Edo Torii (Hishikawa) Printmaker
Torii (originally Sekiguchi) Shinsuke. F. N.: Ichibei. Go: Kiyonaga.
Torii Kiyonaga was born the son of a bookseller and publisher in Uraga. He moved to Edo in 1765 and became the pupil of Torii Kiyomitsu. Very early in his artist career Kiyonaga abandoned the traditional actor print of the Torii shcool, and only returned to it briefly before retiring from printmaking altogether (around 1790 he gave up print designing, but continued to paint).
Upon the death of his teacher he was adopted by the Torii family, inheriting the estate and becoming the last major member of the Torii school. From 1781 to 1788 he was perhaps the greatest ukiyo-e master, and he had a tremendous influence on all artists of the last 15 years of the 18th century. He showed great originality as a draftsman and a colorist. He produced a large number of prints, generally of bijin or stylish young men shown in the teahouses, shops, and streets of Edo, but also some of actors together with their accompanying artists, such as musicians and chanters. His prints were well designed, with calm and graceful figures. The carefully rendered details of interiors give a good picture of late 18th century Edo life. His work shows considerable influence from Haronobu, Koryusai, and Shigenaga.
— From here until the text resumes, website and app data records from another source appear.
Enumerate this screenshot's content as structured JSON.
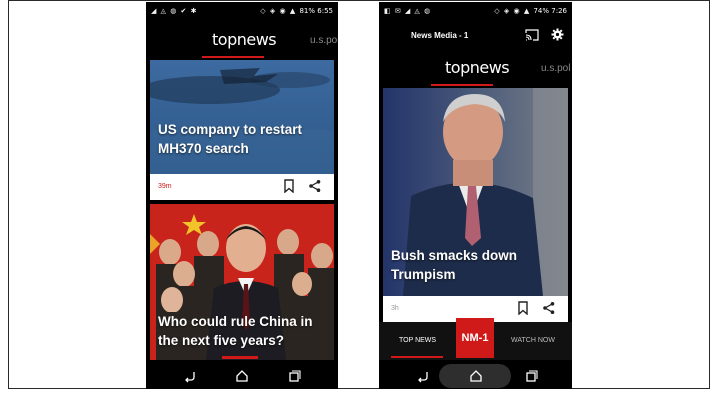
{
  "left": {
    "status": {
      "time": "6:55",
      "battery": "81%"
    },
    "brand": "topnews",
    "next_tab": "u.s.pol",
    "cards": [
      {
        "headline": "US company to restart MH370 search",
        "time": "39m"
      },
      {
        "headline": "Who could rule China in the next five years?"
      }
    ]
  },
  "right": {
    "status": {
      "time": "7:26",
      "battery": "74%"
    },
    "app_title": "News Media - 1",
    "brand": "topnews",
    "next_tab": "u.s.pol",
    "card": {
      "headline": "Bush smacks down Trumpism",
      "time": "3h"
    },
    "bottom_tabs": {
      "left": "TOP NEWS",
      "center": "NM-1",
      "right": "WATCH NOW"
    }
  },
  "colors": {
    "accent": "#d01a1a",
    "bg": "#000000"
  }
}
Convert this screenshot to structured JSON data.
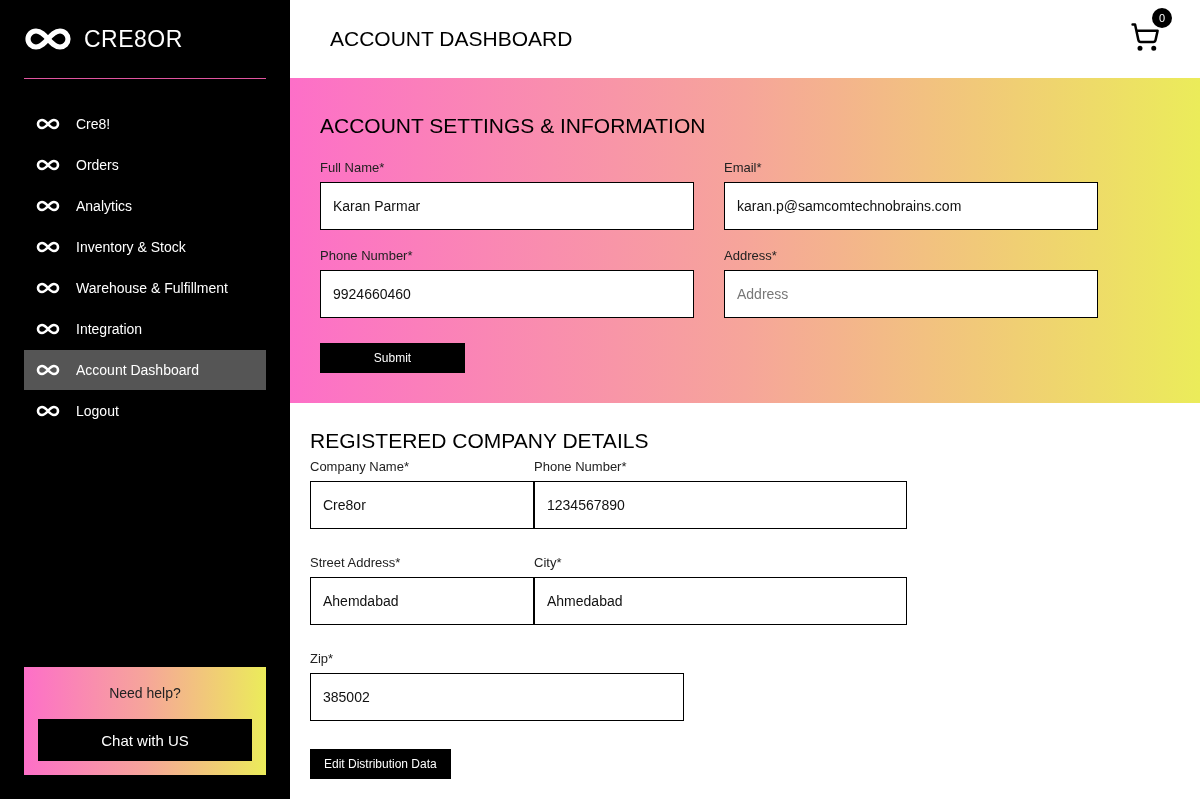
{
  "brand": {
    "name": "CRE8OR"
  },
  "nav": [
    {
      "label": "Cre8!",
      "selected": false
    },
    {
      "label": "Orders",
      "selected": false
    },
    {
      "label": "Analytics",
      "selected": false
    },
    {
      "label": "Inventory & Stock",
      "selected": false
    },
    {
      "label": "Warehouse & Fulfillment",
      "selected": false
    },
    {
      "label": "Integration",
      "selected": false
    },
    {
      "label": "Account Dashboard",
      "selected": true
    },
    {
      "label": "Logout",
      "selected": false
    }
  ],
  "help": {
    "title": "Need help?",
    "button": "Chat with US"
  },
  "header": {
    "title": "ACCOUNT DASHBOARD",
    "cart_count": "0"
  },
  "account": {
    "title": "ACCOUNT SETTINGS & INFORMATION",
    "fields": [
      {
        "label": "Full Name*",
        "value": "Karan Parmar"
      },
      {
        "label": "Email*",
        "value": "karan.p@samcomtechnobrains.com"
      },
      {
        "label": "Phone Number*",
        "value": "9924660460"
      },
      {
        "label": "Address*",
        "placeholder": "Address"
      }
    ],
    "submit": "Submit"
  },
  "company": {
    "title": "REGISTERED COMPANY DETAILS",
    "rows": [
      {
        "fields": [
          {
            "label": "Company Name*",
            "value": "Cre8or"
          },
          {
            "label": "Phone Number*",
            "value": "1234567890"
          }
        ]
      },
      {
        "fields": [
          {
            "label": "Street Address*",
            "value": "Ahemdabad"
          },
          {
            "label": "City*",
            "value": "Ahmedabad"
          }
        ]
      },
      {
        "fields": [
          {
            "label": "Zip*",
            "value": "385002"
          }
        ]
      }
    ],
    "button": "Edit Distribution Data"
  }
}
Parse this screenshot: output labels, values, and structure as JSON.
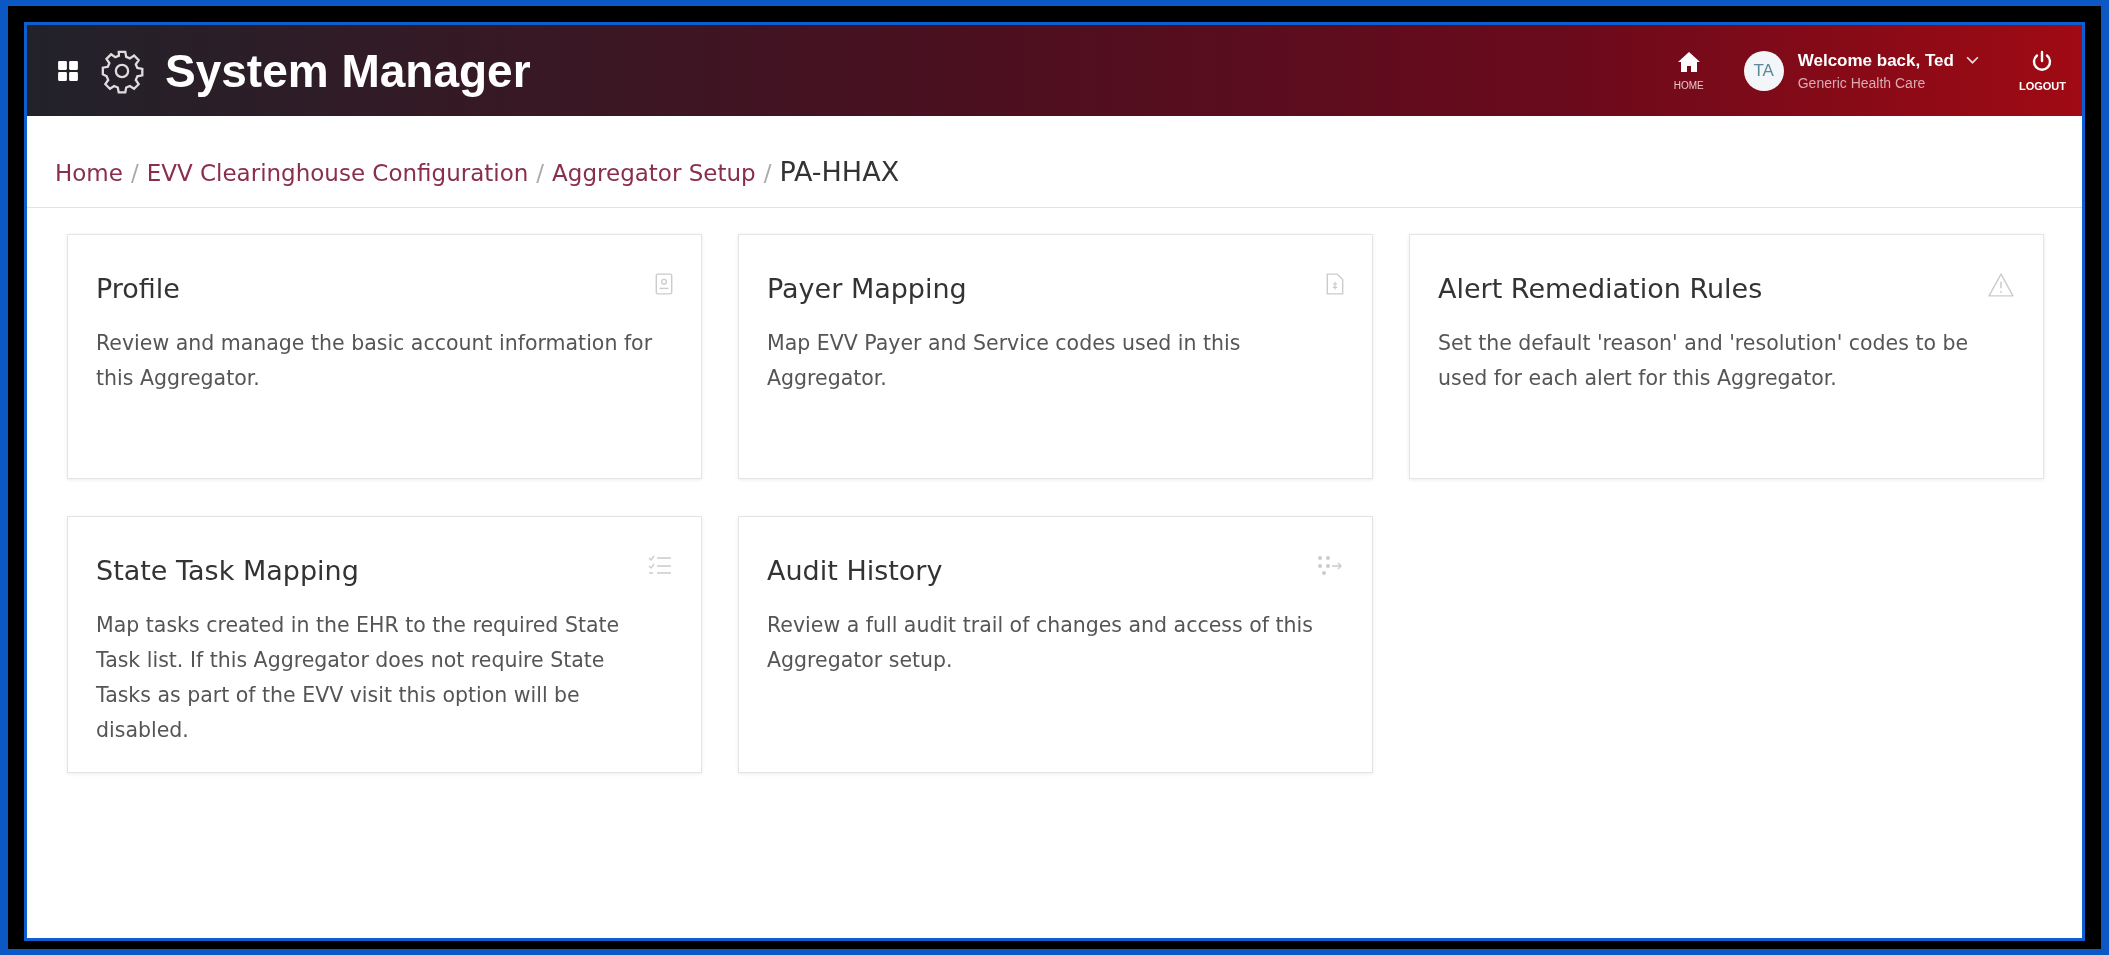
{
  "header": {
    "title": "System Manager",
    "home_label": "HOME",
    "avatar": "TA",
    "welcome": "Welcome back, Ted",
    "organization": "Generic Health Care",
    "logout_label": "LOGOUT"
  },
  "breadcrumb": {
    "separator": "/",
    "items": [
      {
        "label": "Home",
        "current": false
      },
      {
        "label": "EVV Clearinghouse Configuration",
        "current": false
      },
      {
        "label": "Aggregator Setup",
        "current": false
      },
      {
        "label": "PA-HHAX",
        "current": true
      }
    ]
  },
  "cards": [
    {
      "title": "Profile",
      "description": "Review and manage the basic account information for this Aggregator."
    },
    {
      "title": "Payer Mapping",
      "description": "Map EVV Payer and Service codes used in this Aggregator."
    },
    {
      "title": "Alert Remediation Rules",
      "description": "Set the default 'reason' and 'resolution' codes to be used for each alert for this Aggregator."
    },
    {
      "title": "State Task Mapping",
      "description": "Map tasks created in the EHR to the required State Task list.  If this Aggregator does not require State Tasks as part of the EVV visit this option will be disabled."
    },
    {
      "title": "Audit History",
      "description": "Review a full audit trail of changes and access of this Aggregator setup."
    }
  ]
}
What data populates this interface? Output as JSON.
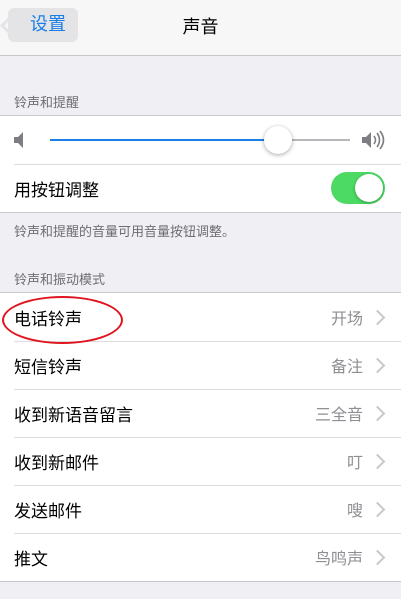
{
  "navbar": {
    "back_label": "设置",
    "title": "声音"
  },
  "sections": {
    "ringer_header": "铃声和提醒",
    "ringer_volume_level": 0.76,
    "change_with_buttons_label": "用按钮调整",
    "change_with_buttons_on": true,
    "ringer_footer": "铃声和提醒的音量可用音量按钮调整。",
    "patterns_header": "铃声和振动模式"
  },
  "sound_items": [
    {
      "label": "电话铃声",
      "value": "开场"
    },
    {
      "label": "短信铃声",
      "value": "备注"
    },
    {
      "label": "收到新语音留言",
      "value": "三全音"
    },
    {
      "label": "收到新邮件",
      "value": "叮"
    },
    {
      "label": "发送邮件",
      "value": "嗖"
    },
    {
      "label": "推文",
      "value": "鸟鸣声"
    }
  ],
  "colors": {
    "accent": "#1a7fe6",
    "toggle_on": "#4cd964",
    "annotation": "#e0141e"
  }
}
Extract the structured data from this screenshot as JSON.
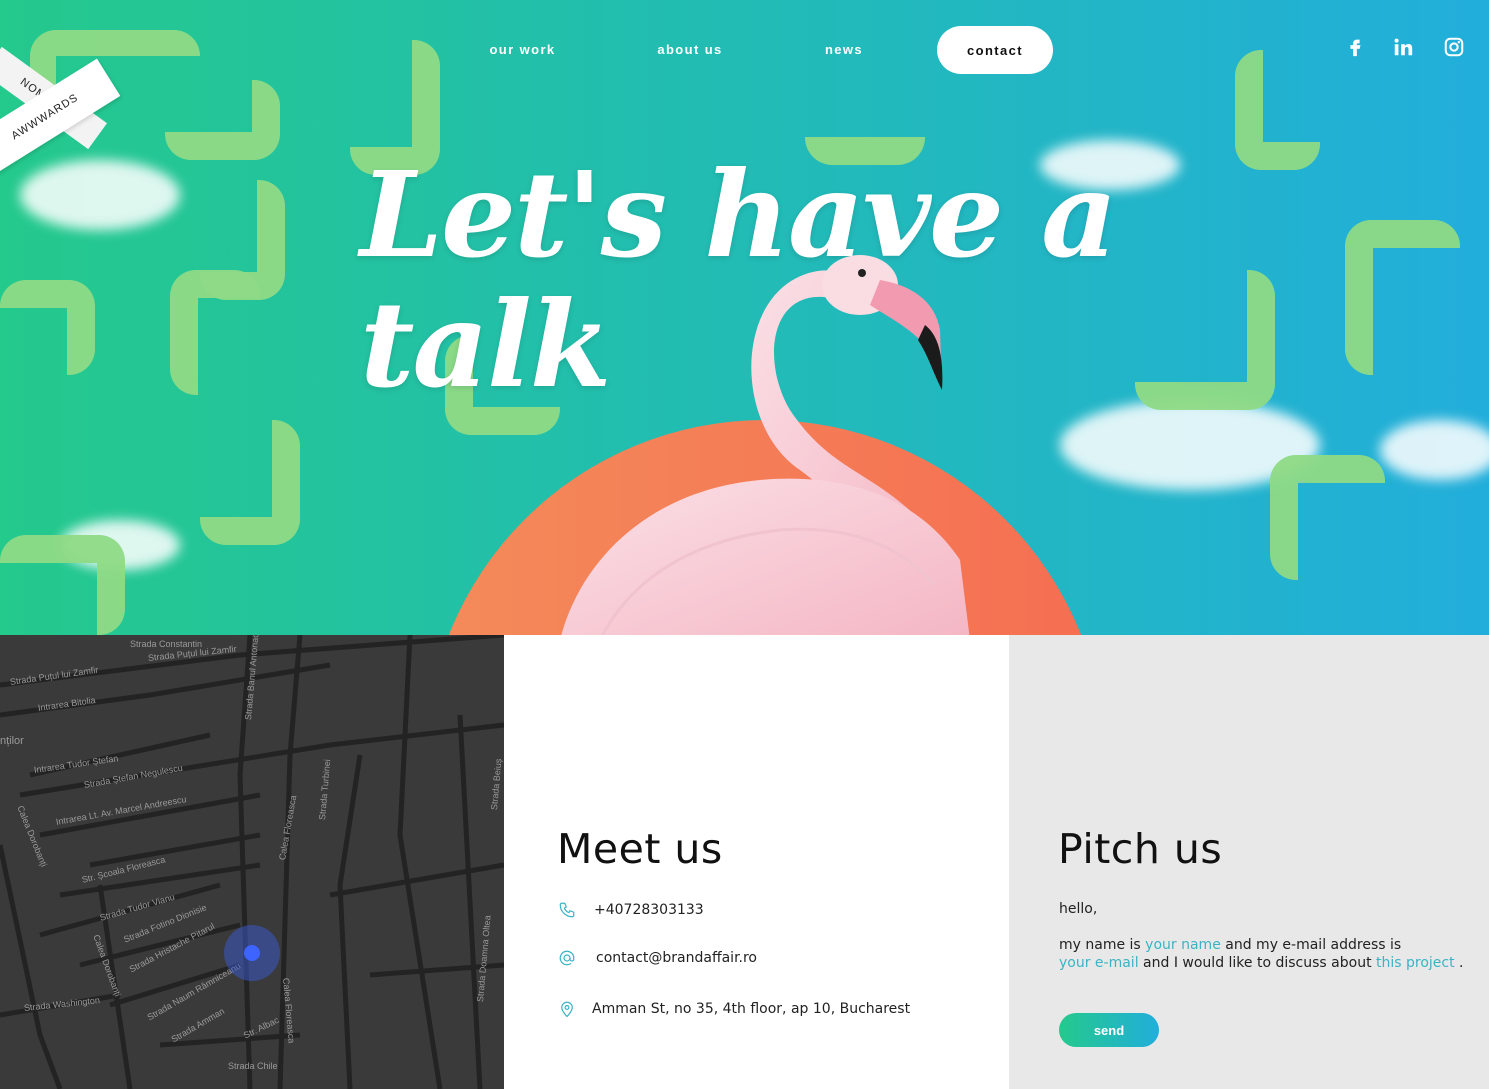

Kiyonaga is also credited with developing the modern triptych, or three sheet print, as being printed onto individual sheets of paper (previous to Kiyonaga prints were printed as one image and then divided into three).